MOTORISTS who speed in Oxford’s 20mph zones face being fined or hauled before the courts for the first time.

Thames Valley Police yesterday announced officers would start enforcing the 20mph limit for the first time since its widespread introduction three years ago.

It came just months after the county’s roads boss Rodney Rose warned the scheme had been a waste of money because of the lack of enforcement – saying it would not be rolled out elsewhere.

Last night Mr Rose cautiously welcomed the decision by Thames Valley Police to start enforcing the zones in thecity.

The county council spent almost £250,000 introducing the scheme for almost all residential roads and some main routes in September 2009.

But earlier this year police admitted they had not issued a single ticket for breaking the 20mph limit.

Yesterday police revealed they have started to enforce some 20mph zones in Oxford, following comments from campaigners and politicians.

Head of roads policing Supt Chris Brown said: “We have begun enforcing the 20mph speed restrictions in response to feedback from local communities about specific road safety issues in specific areas.

“This is an opportunity to see the results of proportionate, targeted enforcement in areas where there are concerns around 20mph limits.
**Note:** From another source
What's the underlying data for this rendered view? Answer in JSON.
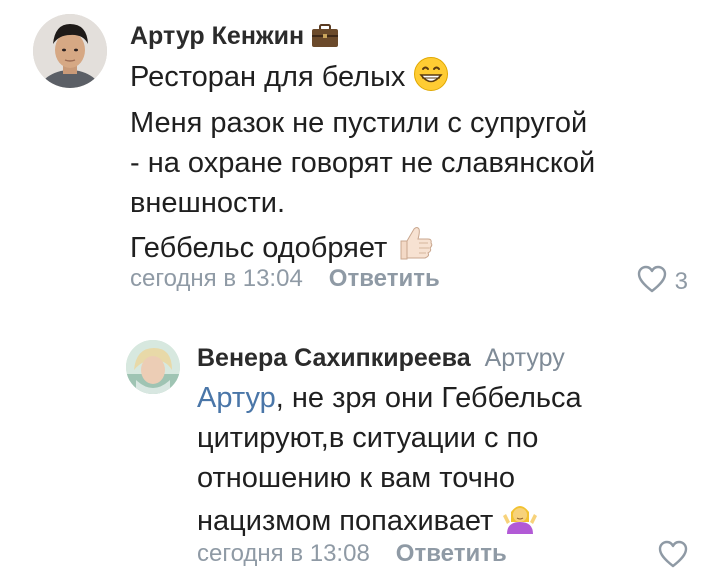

“We do hope, however, that the 20mph speed restriction will continue to be largely self-enforcing by use of signage and road engineering.”

Mr Rose, also county council deputy leader, said: “It will be interesting to see how this works out in practice, how much enforcement takes place and what impact this has.

“Until we know these things it is difficult to make any judgements about 20mph limits in other parts of Oxfordshire in a time of financial constraint.”

Oxford Pedestrians’ Association welcomed the move but said it had taken a long time for police to go ahead with enforcement.

Chairman Sushila Dhall said: “There has been a huge call from the community for the 20mph limit to be enforced in Oxford.

“We are delighted that the police have found the resources for this – drivers should realise they are potentially zooming around in a lethal weapon.”

Police refused to say how far over 20mph drivers would have to be before being fined or prosecuted.

Yesterday in the 20mph zone in Morrell Avenue, East Oxford, police stopped drivers travelling at 26mph and above.

Those travelling between 26mph and 31mph were given a verbal caution, while those travelling at 32mph and above were given fixed penalty notices of £60, plus three points. Out of 67 drivers stopped for speeding, 11 were given fixed penalty notices.

Richard Mann, spokesman for Oxford cycling campaign group Cyclox , said: “Driving at 32mph in a 20mph is taking the mickey and at that speed a driver could seriously injure someone or even kill them if they hit them.

“Cyclox is pleased that drivers will now have a clear message that they should not speed in a 20mph zone.”

In the two years before September 2009 there were 64 crashes that resulted in people being killed or seriously injured in Oxford.

That figure rose to 71 in the first two years of the 20mph scheme but slight injuries fell in the same period from 409 to 340.


  • September 2009: New 20mph zones come into force.
  • March 2010: An Oxford Mail speed survey finds that 75 per cent of drivers in Morrell Avenue are exceeding the speed limit.
  • September 2010: An Oxford Mail speed check finds 81 per cent of drivers in Morrell Avenue are exceeding the 20mph limit.
  • February 2011: New figures show drivers have slowed down by an average of 0.9mph since the new limit was introduced.
  • July 2011: Oxford City Council calls for 20mph limits to be enforced but Chief Insp Gill Wootton of roads policing says enforcement will be a “last resort.”
  • April 2012: Rodney Rose condemns 20mph speed limits as waste of money because police are not enforcing them.
  • May 2012: Headteachers in Abingdon express disappointment after Rodney Rose rules out 20mph zones for market towns.
  • August 2012: Police announce they are enforcing 20mph speed limits in Oxford.